A river encompasses three criteria: (1) morphology (incl. sediments), (2) dynamic discharge (water quantity), and (3) water quality (no pollution). This is summarized in the ‘good ecological status’ (GES) and ‘good ecological potential’ (GEP) as defined by the EU WFD. As stated before, intact hydro-morphological structures provide healthy aquatic populations; this also includes the riparian zones and floodplains of rivers that are the interface between aquatic and terrestrial ecosystems. Accordingly, integrated water protection encompasses all three criteria as well as terrestrial ecosystems. This is called the scientific catchment approach or river basin management. Such integrative management needs the cooperation and coordination of all stakeholders in a river basin, to find a compromise between the differing interests. Basically, for ecological but also economic benefits, protection or conservation should have priority over restoration. If one of the above criteria is heavily disturbed, the GES/GEP cannot be achieved. To be concise: neither clean water in destroyed channels nor polluted water in intact channels is a healthy ecosystem; to achieve GES, clean water must run in natural channels.
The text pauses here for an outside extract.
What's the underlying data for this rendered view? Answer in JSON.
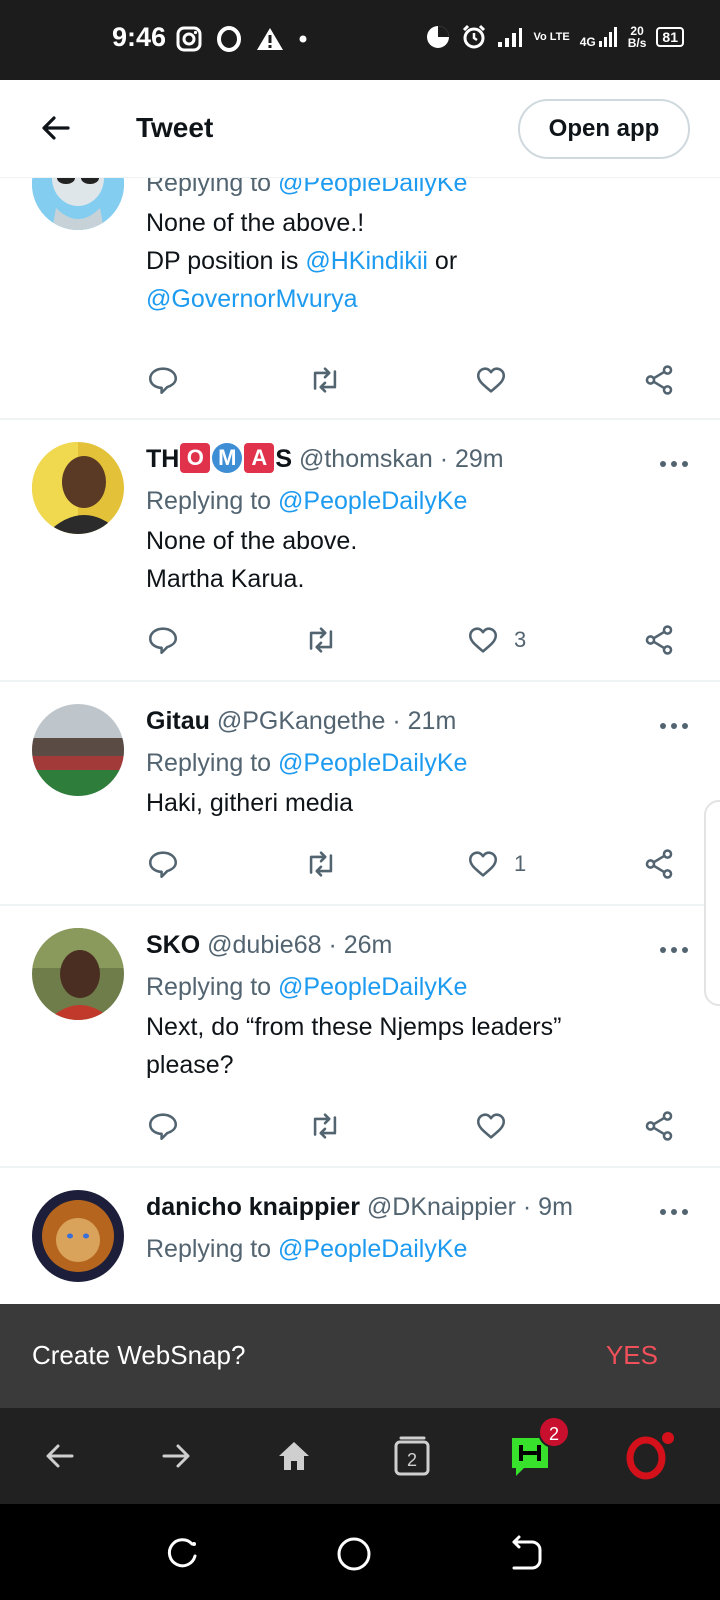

For high ecological status to be achieved, the WFD requires that there are no more than very minor human alterations to the hydro-morphological quality elements. For good, moderate, poor and bad status, the required values for the hydro-morphological quality elements must be such as to support the required biological quality element values for the relevant class. For each of the four surface water categories, specific hydro-morphological quality elements are designed.
- Babic-Mladenovic M. and Ninkovic D. (2009). Hidromorfološke promene i upravljanje vodama. Referat sa nau_nog skupa, Institut za vodoprivredu “Jaroslav Černi” a.d, Beograd, Vodoprivreda 0350-0519, 41, 240-242 p. 137-144.
- Bourdin L., S. Stroffek, C. Bouni, J.B. Narcy and M. Dufour (eds.) (2011): Restauration Hydromorphologique et Territoires. http://www.trameverteetbleue.fr/sites/default/files/guide_sdage_restauration_hydromorphologique.pdf
- Bloesch J. (2002). The Danube River Basin – The Other Cradle of Europe: The Limnological Dimension, Annals of the European Academy of Science and Arts, Vol.34, Nr. XII, MMII, Vienna.
Additional information and resources:
See why rivers have deltas: https://www.youtube.com/watch?v=A47ythEcz74
Delta flow animation: https://www.youtube.com/watch?v=1lblKcVclHA
Basic river morphology terminology explained: https://8greatgeography.wordpress.com/tag/morphology/
Formation of an oxbow lake: https://www.dkfindout.com/us/earth/rivers/how-does-an-oxbow-lake-form/
All about rivers: https://www.dkfindout.com/us/video/earth/all-about-rivers/
Stream processes: http://www.columbia.edu/~vjd1/streams_basic.htm